Task goal
Within the records, which lines hold the string "February"? Report each one by copying it.

Dataset records:
---+---

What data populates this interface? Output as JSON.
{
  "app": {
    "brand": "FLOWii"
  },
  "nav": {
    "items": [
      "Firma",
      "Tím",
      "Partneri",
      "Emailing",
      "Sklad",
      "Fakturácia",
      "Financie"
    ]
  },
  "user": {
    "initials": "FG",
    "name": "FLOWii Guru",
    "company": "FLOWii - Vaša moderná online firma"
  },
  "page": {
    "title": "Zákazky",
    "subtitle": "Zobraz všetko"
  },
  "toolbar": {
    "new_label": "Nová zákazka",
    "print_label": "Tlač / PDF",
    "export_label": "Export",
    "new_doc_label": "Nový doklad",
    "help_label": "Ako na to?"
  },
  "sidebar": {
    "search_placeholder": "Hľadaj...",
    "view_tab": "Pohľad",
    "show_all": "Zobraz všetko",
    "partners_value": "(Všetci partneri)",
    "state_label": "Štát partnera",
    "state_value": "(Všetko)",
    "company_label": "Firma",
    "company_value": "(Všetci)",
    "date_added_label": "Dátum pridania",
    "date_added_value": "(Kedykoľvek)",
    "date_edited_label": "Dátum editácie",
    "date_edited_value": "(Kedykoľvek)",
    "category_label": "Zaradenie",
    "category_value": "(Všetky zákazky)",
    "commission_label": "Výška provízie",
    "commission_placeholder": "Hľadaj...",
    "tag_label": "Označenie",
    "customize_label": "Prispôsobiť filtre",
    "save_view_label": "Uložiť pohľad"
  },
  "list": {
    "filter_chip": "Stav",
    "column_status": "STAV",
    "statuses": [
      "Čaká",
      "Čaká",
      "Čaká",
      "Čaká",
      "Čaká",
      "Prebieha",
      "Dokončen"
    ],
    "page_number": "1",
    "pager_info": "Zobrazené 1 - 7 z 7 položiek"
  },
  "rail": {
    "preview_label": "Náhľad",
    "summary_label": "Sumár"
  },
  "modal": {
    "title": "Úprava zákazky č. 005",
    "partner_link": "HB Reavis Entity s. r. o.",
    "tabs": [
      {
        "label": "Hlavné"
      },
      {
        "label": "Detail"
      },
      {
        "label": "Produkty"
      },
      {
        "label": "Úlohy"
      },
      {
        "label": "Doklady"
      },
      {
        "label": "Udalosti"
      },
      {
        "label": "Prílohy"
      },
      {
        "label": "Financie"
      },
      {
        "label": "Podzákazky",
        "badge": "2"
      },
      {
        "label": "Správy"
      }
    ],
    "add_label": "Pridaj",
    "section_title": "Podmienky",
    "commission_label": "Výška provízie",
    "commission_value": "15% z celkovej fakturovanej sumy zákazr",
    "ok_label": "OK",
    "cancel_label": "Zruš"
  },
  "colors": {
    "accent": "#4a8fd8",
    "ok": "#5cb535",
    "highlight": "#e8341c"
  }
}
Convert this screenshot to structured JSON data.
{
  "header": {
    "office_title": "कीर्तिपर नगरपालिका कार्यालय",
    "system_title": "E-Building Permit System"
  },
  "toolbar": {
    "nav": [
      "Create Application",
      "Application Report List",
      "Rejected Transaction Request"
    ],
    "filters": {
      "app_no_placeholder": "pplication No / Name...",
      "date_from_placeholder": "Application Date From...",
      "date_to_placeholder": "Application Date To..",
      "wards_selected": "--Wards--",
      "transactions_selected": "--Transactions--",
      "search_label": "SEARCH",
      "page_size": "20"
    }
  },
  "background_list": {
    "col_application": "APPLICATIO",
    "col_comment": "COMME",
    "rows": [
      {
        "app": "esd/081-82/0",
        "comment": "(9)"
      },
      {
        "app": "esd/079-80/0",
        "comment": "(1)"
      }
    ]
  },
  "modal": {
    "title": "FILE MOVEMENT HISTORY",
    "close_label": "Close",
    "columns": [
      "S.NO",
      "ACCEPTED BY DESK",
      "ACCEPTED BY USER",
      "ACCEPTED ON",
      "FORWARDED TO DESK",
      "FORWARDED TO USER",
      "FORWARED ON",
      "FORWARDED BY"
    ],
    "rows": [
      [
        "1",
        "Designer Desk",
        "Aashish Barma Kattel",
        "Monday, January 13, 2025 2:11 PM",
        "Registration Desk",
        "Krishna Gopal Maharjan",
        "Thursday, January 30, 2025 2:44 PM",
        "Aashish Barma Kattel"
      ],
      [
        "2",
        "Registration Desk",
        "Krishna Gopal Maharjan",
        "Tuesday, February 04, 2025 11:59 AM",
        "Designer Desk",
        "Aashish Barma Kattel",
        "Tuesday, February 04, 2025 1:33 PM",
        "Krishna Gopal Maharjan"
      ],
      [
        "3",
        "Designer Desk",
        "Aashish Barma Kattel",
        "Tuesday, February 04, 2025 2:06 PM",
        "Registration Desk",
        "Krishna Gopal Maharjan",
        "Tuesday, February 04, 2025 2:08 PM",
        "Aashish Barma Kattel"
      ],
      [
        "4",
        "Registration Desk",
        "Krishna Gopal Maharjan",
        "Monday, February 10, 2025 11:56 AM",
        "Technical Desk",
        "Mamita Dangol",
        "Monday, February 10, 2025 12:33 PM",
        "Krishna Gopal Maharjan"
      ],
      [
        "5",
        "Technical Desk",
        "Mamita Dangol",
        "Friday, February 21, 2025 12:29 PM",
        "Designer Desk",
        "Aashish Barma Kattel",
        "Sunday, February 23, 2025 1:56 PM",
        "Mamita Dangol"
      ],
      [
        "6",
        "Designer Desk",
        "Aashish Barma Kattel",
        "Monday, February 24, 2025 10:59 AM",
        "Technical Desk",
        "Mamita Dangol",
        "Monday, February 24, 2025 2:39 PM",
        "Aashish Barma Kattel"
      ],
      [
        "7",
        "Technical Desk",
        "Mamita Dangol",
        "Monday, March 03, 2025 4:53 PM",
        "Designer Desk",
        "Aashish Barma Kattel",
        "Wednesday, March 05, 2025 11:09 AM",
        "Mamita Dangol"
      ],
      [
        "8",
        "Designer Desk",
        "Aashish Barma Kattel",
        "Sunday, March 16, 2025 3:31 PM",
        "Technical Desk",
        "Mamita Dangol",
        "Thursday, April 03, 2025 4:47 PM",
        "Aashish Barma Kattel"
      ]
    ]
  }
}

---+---

Your response
        "Tuesday, February 04, 2025 11:59 AM",
        "Tuesday, February 04, 2025 1:33 PM",
        "Tuesday, February 04, 2025 2:06 PM",
        "Tuesday, February 04, 2025 2:08 PM",
        "Monday, February 10, 2025 11:56 AM",
        "Monday, February 10, 2025 12:33 PM",
        "Friday, February 21, 2025 12:29 PM",
        "Sunday, February 23, 2025 1:56 PM",
        "Monday, February 24, 2025 10:59 AM",
        "Monday, February 24, 2025 2:39 PM",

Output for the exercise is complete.